The Necronomicon also provides its own classification of “Chaos demons,” in which a number of “small” demons like Shoggotes can be distinguished, and the names and characteristics of “elders” demons are listed:
Yog-Sothoth – Lurking at the threshold, the keeper of the gates between the worlds. Presumably, it is the embodiment of the universe.
Azathoth – Infinite Chaos, the god in the pantheon, who is the creator of the universe.
Shab Niggurath – The Black Goat of the Forests, the progenitor of the armies of Chaos and their commander in chief.
Nyarlathotep – Creeping Chaos, messenger of the Ancients. Allegedly of Egyptian origin.
Cthulhu – the Great Ancient, sleeping at the bottom of the Pacific Ocean, whose awakening will cause the end of the world. According to some reports, its prototype was Tangaroa (Tangaloa, Canaloa) – the Polynesian deity of the sea.
But are the Ancients real (to what extent can this term be applicable in this case) or are they exclusively a figment of Lovecraft’s imagination?

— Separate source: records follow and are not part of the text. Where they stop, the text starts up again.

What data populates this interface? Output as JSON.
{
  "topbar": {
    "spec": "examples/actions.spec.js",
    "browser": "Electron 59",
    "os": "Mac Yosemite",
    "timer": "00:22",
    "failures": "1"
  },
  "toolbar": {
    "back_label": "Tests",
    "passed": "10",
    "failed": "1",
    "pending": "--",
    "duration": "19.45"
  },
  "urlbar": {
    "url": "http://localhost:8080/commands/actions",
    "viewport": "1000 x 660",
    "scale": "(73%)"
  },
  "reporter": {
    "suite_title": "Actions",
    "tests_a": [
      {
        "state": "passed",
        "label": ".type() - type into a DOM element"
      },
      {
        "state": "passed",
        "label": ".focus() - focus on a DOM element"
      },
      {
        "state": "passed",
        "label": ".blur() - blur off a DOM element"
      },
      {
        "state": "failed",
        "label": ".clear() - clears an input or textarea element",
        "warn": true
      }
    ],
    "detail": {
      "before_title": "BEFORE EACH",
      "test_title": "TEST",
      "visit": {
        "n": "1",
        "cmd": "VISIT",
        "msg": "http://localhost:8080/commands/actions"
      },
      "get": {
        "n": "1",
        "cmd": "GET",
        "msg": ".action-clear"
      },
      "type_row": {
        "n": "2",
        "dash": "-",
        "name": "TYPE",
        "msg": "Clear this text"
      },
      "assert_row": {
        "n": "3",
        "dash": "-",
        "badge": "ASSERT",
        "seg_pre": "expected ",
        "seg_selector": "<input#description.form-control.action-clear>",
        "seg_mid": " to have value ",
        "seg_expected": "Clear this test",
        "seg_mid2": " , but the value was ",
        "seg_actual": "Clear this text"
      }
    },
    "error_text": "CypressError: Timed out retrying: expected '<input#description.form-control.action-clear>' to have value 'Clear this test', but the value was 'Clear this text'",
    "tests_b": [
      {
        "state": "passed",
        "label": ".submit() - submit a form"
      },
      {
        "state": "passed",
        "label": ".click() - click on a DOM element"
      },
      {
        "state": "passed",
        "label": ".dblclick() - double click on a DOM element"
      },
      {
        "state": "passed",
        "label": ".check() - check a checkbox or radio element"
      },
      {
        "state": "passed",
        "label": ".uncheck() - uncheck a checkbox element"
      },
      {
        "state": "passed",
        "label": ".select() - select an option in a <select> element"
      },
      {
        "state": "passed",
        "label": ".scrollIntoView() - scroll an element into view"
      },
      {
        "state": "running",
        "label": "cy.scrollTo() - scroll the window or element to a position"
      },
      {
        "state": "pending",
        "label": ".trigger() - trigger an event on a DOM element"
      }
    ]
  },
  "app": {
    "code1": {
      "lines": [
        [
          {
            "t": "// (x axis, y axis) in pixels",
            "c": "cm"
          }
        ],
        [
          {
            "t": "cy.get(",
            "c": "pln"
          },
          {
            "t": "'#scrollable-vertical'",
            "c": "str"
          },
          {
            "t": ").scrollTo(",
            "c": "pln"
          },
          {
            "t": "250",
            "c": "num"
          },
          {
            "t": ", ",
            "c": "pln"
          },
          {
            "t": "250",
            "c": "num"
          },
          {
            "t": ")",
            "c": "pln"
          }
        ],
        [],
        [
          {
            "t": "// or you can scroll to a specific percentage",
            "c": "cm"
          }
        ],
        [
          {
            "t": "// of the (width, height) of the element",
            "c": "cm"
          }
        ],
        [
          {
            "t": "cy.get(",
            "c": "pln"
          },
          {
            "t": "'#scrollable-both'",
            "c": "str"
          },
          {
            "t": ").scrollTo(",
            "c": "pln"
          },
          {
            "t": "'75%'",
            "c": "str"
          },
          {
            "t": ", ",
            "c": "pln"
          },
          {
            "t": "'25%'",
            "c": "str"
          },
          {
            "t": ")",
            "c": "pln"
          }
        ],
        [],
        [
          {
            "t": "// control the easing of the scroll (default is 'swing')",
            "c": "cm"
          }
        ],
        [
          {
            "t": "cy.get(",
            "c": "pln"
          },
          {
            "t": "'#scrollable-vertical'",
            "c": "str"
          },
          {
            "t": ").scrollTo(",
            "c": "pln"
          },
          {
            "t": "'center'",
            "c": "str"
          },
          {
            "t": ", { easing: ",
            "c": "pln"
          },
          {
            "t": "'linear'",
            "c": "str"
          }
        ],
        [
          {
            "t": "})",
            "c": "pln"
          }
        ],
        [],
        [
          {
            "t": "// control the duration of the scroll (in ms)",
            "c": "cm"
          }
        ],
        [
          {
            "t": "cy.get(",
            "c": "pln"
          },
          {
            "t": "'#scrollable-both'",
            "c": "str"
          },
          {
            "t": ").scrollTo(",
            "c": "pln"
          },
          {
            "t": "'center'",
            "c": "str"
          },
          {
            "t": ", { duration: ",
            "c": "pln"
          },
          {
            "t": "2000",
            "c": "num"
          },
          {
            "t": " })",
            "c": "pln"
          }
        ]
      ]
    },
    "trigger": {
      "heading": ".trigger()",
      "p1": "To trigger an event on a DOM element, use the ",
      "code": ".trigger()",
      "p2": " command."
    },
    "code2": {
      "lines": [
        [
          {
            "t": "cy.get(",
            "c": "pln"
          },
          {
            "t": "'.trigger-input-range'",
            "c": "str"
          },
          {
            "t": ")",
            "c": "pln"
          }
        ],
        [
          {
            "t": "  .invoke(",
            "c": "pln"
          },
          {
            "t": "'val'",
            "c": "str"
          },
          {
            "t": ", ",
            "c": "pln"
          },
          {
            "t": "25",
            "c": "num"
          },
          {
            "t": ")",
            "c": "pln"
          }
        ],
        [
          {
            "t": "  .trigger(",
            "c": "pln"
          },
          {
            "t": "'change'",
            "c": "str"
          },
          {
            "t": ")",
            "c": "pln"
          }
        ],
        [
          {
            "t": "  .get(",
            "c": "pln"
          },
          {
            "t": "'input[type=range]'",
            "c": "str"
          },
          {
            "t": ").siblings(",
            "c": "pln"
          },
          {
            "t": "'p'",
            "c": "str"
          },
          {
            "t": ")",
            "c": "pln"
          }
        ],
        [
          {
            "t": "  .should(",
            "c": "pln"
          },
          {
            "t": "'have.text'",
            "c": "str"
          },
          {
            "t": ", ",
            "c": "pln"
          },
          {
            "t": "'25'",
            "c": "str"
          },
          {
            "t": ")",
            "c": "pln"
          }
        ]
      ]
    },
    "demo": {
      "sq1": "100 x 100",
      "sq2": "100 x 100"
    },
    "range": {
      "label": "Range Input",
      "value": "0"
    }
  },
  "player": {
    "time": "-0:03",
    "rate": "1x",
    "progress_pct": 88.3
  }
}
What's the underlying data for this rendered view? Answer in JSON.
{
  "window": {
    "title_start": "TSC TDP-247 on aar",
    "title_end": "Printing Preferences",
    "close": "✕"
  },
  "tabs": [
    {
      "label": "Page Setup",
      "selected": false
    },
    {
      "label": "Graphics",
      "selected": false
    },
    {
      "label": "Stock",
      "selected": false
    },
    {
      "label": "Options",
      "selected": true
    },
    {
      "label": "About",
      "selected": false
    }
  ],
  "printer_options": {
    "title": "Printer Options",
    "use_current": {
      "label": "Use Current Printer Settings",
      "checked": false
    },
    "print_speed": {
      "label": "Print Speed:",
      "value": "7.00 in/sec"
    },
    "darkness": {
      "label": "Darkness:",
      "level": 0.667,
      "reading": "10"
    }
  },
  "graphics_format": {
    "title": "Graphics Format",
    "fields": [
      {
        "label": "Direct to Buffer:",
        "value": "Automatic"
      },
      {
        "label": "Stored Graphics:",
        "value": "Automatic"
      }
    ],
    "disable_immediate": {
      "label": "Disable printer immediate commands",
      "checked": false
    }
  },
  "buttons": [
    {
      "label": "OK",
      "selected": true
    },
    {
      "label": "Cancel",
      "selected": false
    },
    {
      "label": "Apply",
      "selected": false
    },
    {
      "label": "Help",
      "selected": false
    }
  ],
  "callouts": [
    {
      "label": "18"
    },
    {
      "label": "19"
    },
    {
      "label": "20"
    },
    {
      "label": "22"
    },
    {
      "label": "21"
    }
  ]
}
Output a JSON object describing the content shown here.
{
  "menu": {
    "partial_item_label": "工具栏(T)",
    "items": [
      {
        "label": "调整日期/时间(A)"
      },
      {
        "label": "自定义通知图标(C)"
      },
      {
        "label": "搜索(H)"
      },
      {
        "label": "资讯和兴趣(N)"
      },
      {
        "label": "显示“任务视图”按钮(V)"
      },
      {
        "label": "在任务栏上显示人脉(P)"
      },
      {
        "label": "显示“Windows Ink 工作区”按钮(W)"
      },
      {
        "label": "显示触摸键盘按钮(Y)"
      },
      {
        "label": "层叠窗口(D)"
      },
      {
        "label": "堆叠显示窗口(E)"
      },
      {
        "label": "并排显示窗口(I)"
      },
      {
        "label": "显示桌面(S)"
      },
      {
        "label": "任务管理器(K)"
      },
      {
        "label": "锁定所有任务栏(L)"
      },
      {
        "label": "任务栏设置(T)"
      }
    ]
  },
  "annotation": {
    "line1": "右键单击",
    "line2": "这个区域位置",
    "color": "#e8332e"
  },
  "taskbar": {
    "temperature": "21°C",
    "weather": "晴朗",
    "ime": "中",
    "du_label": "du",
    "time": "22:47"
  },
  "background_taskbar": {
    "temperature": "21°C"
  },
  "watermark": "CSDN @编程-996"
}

Such popularity of books about the Ancients is explained not only by the general interest in any mysticism at the beginning of the 20th century, but also by the bright archetypal nature of the images cited in them. If the cult of Aliah did not exist in antiquity, it was worth inventing. Since it is precisely the very archetypes described by Lovecraft and his followers (which substantially supplemented the description of the pantheon of the Ancients) that are a true reflection of the Chaos of the Original.
If we delve deeper into the description of the structure of the universe, then Chaos is just that which is beyond the material (including the limits of the “subtle matters” so beloved by many esotericists) and serves as the progenitor of everything. If we consider this structure according to the criteria of entropy (degree of chaos of the system), we can distinguish several of its main zones as the level of entropy increases:
– Worlds are “divine”, where entropy is absent in principle, and where Law and Order reign.
– The worlds are “embodied”, in one of which we live, and where entropy is negligible (although it still exists).
– The worlds are “demonic.”
– The worlds of the “dead.”
– The abyss, which is the boundary and reference point of “materiality”.
– Chaos, where any kind of “materiality” is in principle absent, and everything is possible in principle.
Thus, absolutely everything can be formed in Chaos, and it is precisely this dimension where the roots go not only of dreams and innermost desires of a person, but also where the birth and existence of superhigh-speed and even gods is possible. And taking into account the number of mystics of the XX century, whose minds with a light pitch of Lovecraft overwhelmed the interest in the Ancients, as well as their followers in the person of our contemporaries, the birth and existence of these gods is quite likely.
But there remains only one unsolved question: did all this really come up with the brilliant, but still ordinary human mind of the writer, or did Lovecraft just serve as a transmitter-receiver of the information coming to him “from the edge”? Did the Ancients exist before the release of the Necronomicon? Turning to the same archetypes – yes, they could well exist thousands of years before the first publication of information about them, albeit without names and images, but they could. However, one can argue endlessly on this subject, citing both the arguments “for” this point of view and the “against” it. What is justified right now is only the assertion that they really exist, and the rituals described in the books are quite working.
Summing up, we can say that the Lovecraft cult of Alyah is a relative remake, but a remake is a worker.